“The first thing I learned from Valentino was to give everything that I had when I was racing, because I used to calculate things too much. He understood I was thinking too much. And the best advice for somebody who thinks too much is to tell them not to think too much!”
Morbidelli made his Moto2 debut at Misano in 2013, riding for Fausto Gresini’s outfit. Rossi’s crew signed him to the Italtrans team for 2015, he joined the Belgian-based MarcVDS squad in 2016 and improved from 10th overall to fourth, scoring four second-place finishes, including two agonisingly close defeats.
“I wasn’t too depressed about losing those races,” he says. “I was happy I was at the front and they just gave me more motivation to keep improving.”
And he certainly did that, taking his maiden GP victory in Qatar just over one year ago and backed it up with seven more wins to loft the Moto2 trophy.
“I didn’t train harder before last season,” he admitted. “I trained in the same way, but I tried to maximise everything, to do everything I do better and better.”
Which includes doing nothing, better and better. “I really love doing nothing – maybe it’s the thing I love the most!” he grins. “I love staying on the couch and watching sport.

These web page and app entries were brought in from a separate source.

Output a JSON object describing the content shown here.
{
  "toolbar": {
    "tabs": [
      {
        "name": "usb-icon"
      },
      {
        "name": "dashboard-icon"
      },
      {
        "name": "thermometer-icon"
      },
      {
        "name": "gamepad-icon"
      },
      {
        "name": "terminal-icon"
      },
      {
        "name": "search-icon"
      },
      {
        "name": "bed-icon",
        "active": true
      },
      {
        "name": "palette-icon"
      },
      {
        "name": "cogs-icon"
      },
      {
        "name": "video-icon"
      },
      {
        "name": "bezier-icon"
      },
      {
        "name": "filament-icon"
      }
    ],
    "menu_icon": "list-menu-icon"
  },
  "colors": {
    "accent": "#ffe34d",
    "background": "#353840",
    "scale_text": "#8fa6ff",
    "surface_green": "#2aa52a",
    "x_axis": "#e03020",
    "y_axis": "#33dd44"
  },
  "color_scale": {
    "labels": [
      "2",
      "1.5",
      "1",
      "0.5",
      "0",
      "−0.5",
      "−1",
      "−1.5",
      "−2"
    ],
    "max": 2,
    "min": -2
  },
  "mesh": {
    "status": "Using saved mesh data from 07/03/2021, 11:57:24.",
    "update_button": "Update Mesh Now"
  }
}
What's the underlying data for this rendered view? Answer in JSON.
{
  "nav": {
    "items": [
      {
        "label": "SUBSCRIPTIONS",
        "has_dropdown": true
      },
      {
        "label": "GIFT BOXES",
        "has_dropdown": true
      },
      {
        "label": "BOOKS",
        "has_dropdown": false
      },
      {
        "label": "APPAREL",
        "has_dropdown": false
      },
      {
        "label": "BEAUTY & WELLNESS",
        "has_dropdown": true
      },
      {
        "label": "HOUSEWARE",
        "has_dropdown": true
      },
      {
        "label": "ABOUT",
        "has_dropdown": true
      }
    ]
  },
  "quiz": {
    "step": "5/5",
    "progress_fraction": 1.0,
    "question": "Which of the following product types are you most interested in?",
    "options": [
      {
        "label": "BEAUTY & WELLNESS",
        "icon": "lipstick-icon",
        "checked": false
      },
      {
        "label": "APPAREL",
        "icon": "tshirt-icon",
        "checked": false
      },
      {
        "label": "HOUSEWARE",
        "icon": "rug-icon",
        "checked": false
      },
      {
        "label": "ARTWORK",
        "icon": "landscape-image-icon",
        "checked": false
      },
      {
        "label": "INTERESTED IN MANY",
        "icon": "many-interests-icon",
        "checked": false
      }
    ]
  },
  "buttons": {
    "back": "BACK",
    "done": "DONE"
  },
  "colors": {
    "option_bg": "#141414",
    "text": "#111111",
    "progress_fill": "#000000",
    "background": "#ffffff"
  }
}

My best Sunday when I’m not racing is watching World Superbikes, then Formula One, then football from the British and Italian championships and then NBA in the evening.”
He also watches a lot of Hollywood movies, which explains why he speaks excellent English, with that slight American twang. And then there’s music.
“I listen to a lot of music, all kinds of music. I like good music; it doesn’t matter if it’s metal or classical. I go from Bob Marley to Rage Against the Machine. I like music so much that I don’t listen to music on the grid, because I get distracted by it.”
And what about Hendrix?
“I’m sorry,” he says. “I know the songs everyone knows, like Hey Joe, that kind of stuff, but I need to know more of his music. A lot of people say I look like him!”
Morbidelli is a member of the VR46 rat pack, a gang of Rossi’s young disciples who party as hard as they ride.
“We have a small group of VR46 guys, the party group,” he says. “It’s Andrea [Migno, Sky VR46 Moto3 rider], Nico [Antonelli, Estrella Galicia Moto3 rider], Luca [Marini, Rossi’s half-brother and Forward Moto2 rider] and me. We hang around a lot.”
Importantly, Morbidelli believes his riding technique will translate well to a 260hp MotoGP prototype machine.
“I was already a smooth rider on a Superstock 600, so I guess my riding style suits prototypes more than roadbikes. I like to be smooth and precise, repeating my lines every lap in a perfect way, it’s just what I like to do.
“When I changed from Superstock to Moto2 it was really, really difficult to get used to. The stiffness of the bike and the tyres is the big difference; at first I couldn’t feel anything, so I crashed a lot. On a roadbike you ride a bit looser – you have to feel the bike twitching beneath you.
“So when I first got on a Moto2 bike I was looking for the twitching, but the bike doesn’t twitch… there’s one tiny movement and then you crash!”
He is still learning to be the complete rider he knows he will need to be in the class of kings.
“MotoGP is getting to the point where every rider has to be good at everything. You have to be fast when you’re riding alone and you also have to be a good fighter when you are fighting with other riders – I like doing both.”
Morbidelli made his MotoGP debut at the Valencia post-season tests in November. He was anything but overawed after riding a Honda RC213V for the first time, a bike with double the horsepower of his CBR600-powered Kalex Moto2 bike.
“It’s fantastic!” he said. “But I have a lot to learn…”
Name Franco Morbidelli
2017 wins 8
2017 pole positions 6
2017 podiums 12
2017 points 308
2018 team Estrella Galicia MarcVDS, MotoGP